Dataset entries:
################

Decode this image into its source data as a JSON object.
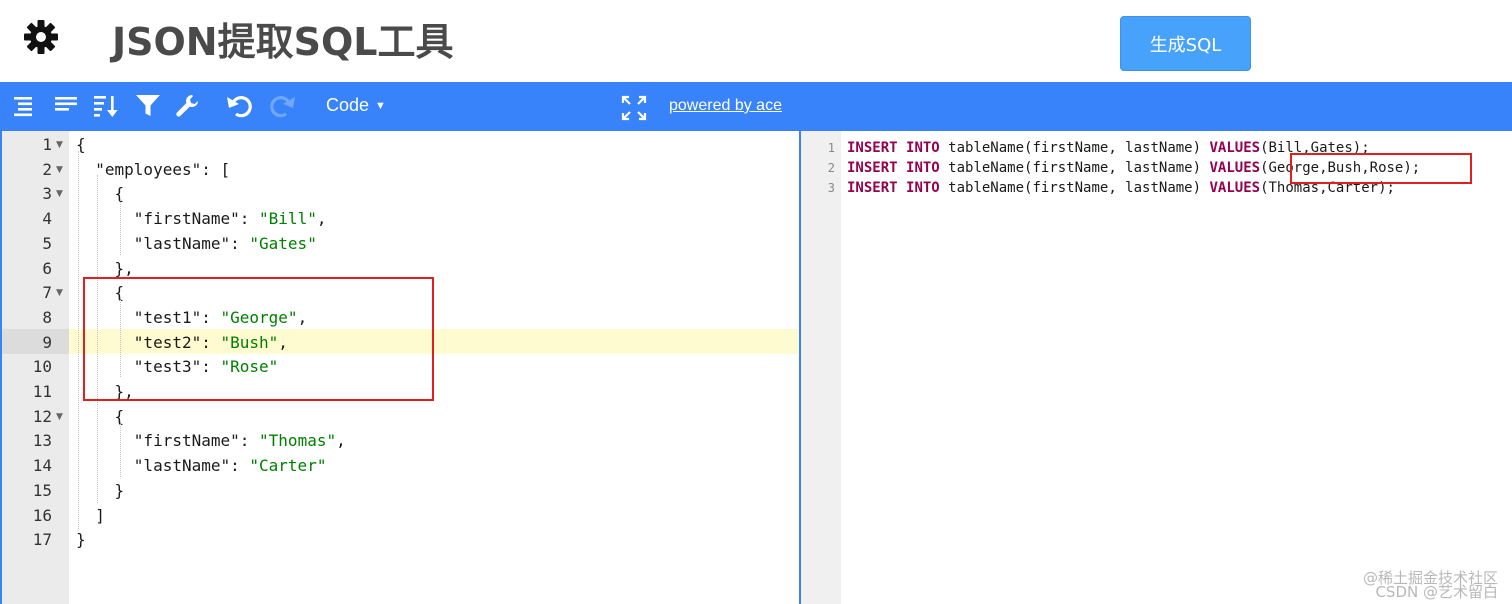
{
  "header": {
    "title": "JSON提取SQL工具",
    "generate_button": "生成SQL",
    "settings_icon": "gear-icon"
  },
  "toolbar": {
    "icons": [
      "format-icon",
      "compact-icon",
      "sort-icon",
      "filter-icon",
      "transform-icon",
      "undo-icon",
      "redo-icon",
      "fullscreen-icon"
    ],
    "mode_label": "Code",
    "powered_by": "powered by ace",
    "accent_color": "#3883fa"
  },
  "json_editor": {
    "line_numbers": [
      "1",
      "2",
      "3",
      "4",
      "5",
      "6",
      "7",
      "8",
      "9",
      "10",
      "11",
      "12",
      "13",
      "14",
      "15",
      "16",
      "17"
    ],
    "active_line": "9",
    "lines": [
      {
        "indent": "",
        "parts": [
          [
            "p",
            "{"
          ]
        ]
      },
      {
        "indent": "  ",
        "parts": [
          [
            "k",
            "\"employees\""
          ],
          [
            "p",
            ": ["
          ]
        ]
      },
      {
        "indent": "    ",
        "parts": [
          [
            "p",
            "{"
          ]
        ]
      },
      {
        "indent": "      ",
        "parts": [
          [
            "k",
            "\"firstName\""
          ],
          [
            "p",
            ": "
          ],
          [
            "s",
            "\"Bill\""
          ],
          [
            "p",
            ","
          ]
        ]
      },
      {
        "indent": "      ",
        "parts": [
          [
            "k",
            "\"lastName\""
          ],
          [
            "p",
            ": "
          ],
          [
            "s",
            "\"Gates\""
          ]
        ]
      },
      {
        "indent": "    ",
        "parts": [
          [
            "p",
            "},"
          ]
        ]
      },
      {
        "indent": "    ",
        "parts": [
          [
            "p",
            "{"
          ]
        ]
      },
      {
        "indent": "      ",
        "parts": [
          [
            "k",
            "\"test1\""
          ],
          [
            "p",
            ": "
          ],
          [
            "s",
            "\"George\""
          ],
          [
            "p",
            ","
          ]
        ]
      },
      {
        "indent": "      ",
        "parts": [
          [
            "k",
            "\"test2\""
          ],
          [
            "p",
            ": "
          ],
          [
            "s",
            "\"Bush\""
          ],
          [
            "p",
            ","
          ]
        ]
      },
      {
        "indent": "      ",
        "parts": [
          [
            "k",
            "\"test3\""
          ],
          [
            "p",
            ": "
          ],
          [
            "s",
            "\"Rose\""
          ]
        ]
      },
      {
        "indent": "    ",
        "parts": [
          [
            "p",
            "},"
          ]
        ]
      },
      {
        "indent": "    ",
        "parts": [
          [
            "p",
            "{"
          ]
        ]
      },
      {
        "indent": "      ",
        "parts": [
          [
            "k",
            "\"firstName\""
          ],
          [
            "p",
            ": "
          ],
          [
            "s",
            "\"Thomas\""
          ],
          [
            "p",
            ","
          ]
        ]
      },
      {
        "indent": "      ",
        "parts": [
          [
            "k",
            "\"lastName\""
          ],
          [
            "p",
            ": "
          ],
          [
            "s",
            "\"Carter\""
          ]
        ]
      },
      {
        "indent": "    ",
        "parts": [
          [
            "p",
            "}"
          ]
        ]
      },
      {
        "indent": "  ",
        "parts": [
          [
            "p",
            "]"
          ]
        ]
      },
      {
        "indent": "",
        "parts": [
          [
            "p",
            "}"
          ]
        ]
      }
    ],
    "foldable_lines": [
      "1",
      "2",
      "3",
      "7",
      "12"
    ]
  },
  "sql_output": {
    "line_numbers": [
      "1",
      "2",
      "3"
    ],
    "lines": [
      {
        "kw1": "INSERT",
        "kw2": "INTO",
        "table": " tableName",
        "cols": "(firstName, lastName)",
        "kw3": "VALUES",
        "vals": "(Bill,Gates);"
      },
      {
        "kw1": "INSERT",
        "kw2": "INTO",
        "table": " tableName",
        "cols": "(firstName, lastName)",
        "kw3": "VALUES",
        "vals": "(George,Bush,Rose);"
      },
      {
        "kw1": "INSERT",
        "kw2": "INTO",
        "table": " tableName",
        "cols": "(firstName, lastName)",
        "kw3": "VALUES",
        "vals": "(Thomas,Carter);"
      }
    ]
  },
  "watermark": {
    "line1": "@稀土掘金技术社区",
    "line2": "CSDN @艺术留白"
  }
}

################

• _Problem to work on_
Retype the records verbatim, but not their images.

• _Exercise solution_
Decode this image into its source data as a JSON object.
{
  "header": {
    "title": "JSON提取SQL工具",
    "generate_button": "生成SQL",
    "settings_icon": "gear-icon"
  },
  "toolbar": {
    "icons": [
      "format-icon",
      "compact-icon",
      "sort-icon",
      "filter-icon",
      "transform-icon",
      "undo-icon",
      "redo-icon",
      "fullscreen-icon"
    ],
    "mode_label": "Code",
    "powered_by": "powered by ace",
    "accent_color": "#3883fa"
  },
  "json_editor": {
    "line_numbers": [
      "1",
      "2",
      "3",
      "4",
      "5",
      "6",
      "7",
      "8",
      "9",
      "10",
      "11",
      "12",
      "13",
      "14",
      "15",
      "16",
      "17"
    ],
    "active_line": "9",
    "lines": [
      {
        "indent": "",
        "parts": [
          [
            "p",
            "{"
          ]
        ]
      },
      {
        "indent": "  ",
        "parts": [
          [
            "k",
            "\"employees\""
          ],
          [
            "p",
            ": ["
          ]
        ]
      },
      {
        "indent": "    ",
        "parts": [
          [
            "p",
            "{"
          ]
        ]
      },
      {
        "indent": "      ",
        "parts": [
          [
            "k",
            "\"firstName\""
          ],
          [
            "p",
            ": "
          ],
          [
            "s",
            "\"Bill\""
          ],
          [
            "p",
            ","
          ]
        ]
      },
      {
        "indent": "      ",
        "parts": [
          [
            "k",
            "\"lastName\""
          ],
          [
            "p",
            ": "
          ],
          [
            "s",
            "\"Gates\""
          ]
        ]
      },
      {
        "indent": "    ",
        "parts": [
          [
            "p",
            "},"
          ]
        ]
      },
      {
        "indent": "    ",
        "parts": [
          [
            "p",
            "{"
          ]
        ]
      },
      {
        "indent": "      ",
        "parts": [
          [
            "k",
            "\"test1\""
          ],
          [
            "p",
            ": "
          ],
          [
            "s",
            "\"George\""
          ],
          [
            "p",
            ","
          ]
        ]
      },
      {
        "indent": "      ",
        "parts": [
          [
            "k",
            "\"test2\""
          ],
          [
            "p",
            ": "
          ],
          [
            "s",
            "\"Bush\""
          ],
          [
            "p",
            ","
          ]
        ]
      },
      {
        "indent": "      ",
        "parts": [
          [
            "k",
            "\"test3\""
          ],
          [
            "p",
            ": "
          ],
          [
            "s",
            "\"Rose\""
          ]
        ]
      },
      {
        "indent": "    ",
        "parts": [
          [
            "p",
            "},"
          ]
        ]
      },
      {
        "indent": "    ",
        "parts": [
          [
            "p",
            "{"
          ]
        ]
      },
      {
        "indent": "      ",
        "parts": [
          [
            "k",
            "\"firstName\""
          ],
          [
            "p",
            ": "
          ],
          [
            "s",
            "\"Thomas\""
          ],
          [
            "p",
            ","
          ]
        ]
      },
      {
        "indent": "      ",
        "parts": [
          [
            "k",
            "\"lastName\""
          ],
          [
            "p",
            ": "
          ],
          [
            "s",
            "\"Carter\""
          ]
        ]
      },
      {
        "indent": "    ",
        "parts": [
          [
            "p",
            "}"
          ]
        ]
      },
      {
        "indent": "  ",
        "parts": [
          [
            "p",
            "]"
          ]
        ]
      },
      {
        "indent": "",
        "parts": [
          [
            "p",
            "}"
          ]
        ]
      }
    ],
    "foldable_lines": [
      "1",
      "2",
      "3",
      "7",
      "12"
    ]
  },
  "sql_output": {
    "line_numbers": [
      "1",
      "2",
      "3"
    ],
    "lines": [
      {
        "kw1": "INSERT",
        "kw2": "INTO",
        "table": " tableName",
        "cols": "(firstName, lastName)",
        "kw3": "VALUES",
        "vals": "(Bill,Gates);"
      },
      {
        "kw1": "INSERT",
        "kw2": "INTO",
        "table": " tableName",
        "cols": "(firstName, lastName)",
        "kw3": "VALUES",
        "vals": "(George,Bush,Rose);"
      },
      {
        "kw1": "INSERT",
        "kw2": "INTO",
        "table": " tableName",
        "cols": "(firstName, lastName)",
        "kw3": "VALUES",
        "vals": "(Thomas,Carter);"
      }
    ]
  },
  "watermark": {
    "line1": "@稀土掘金技术社区",
    "line2": "CSDN @艺术留白"
  }
}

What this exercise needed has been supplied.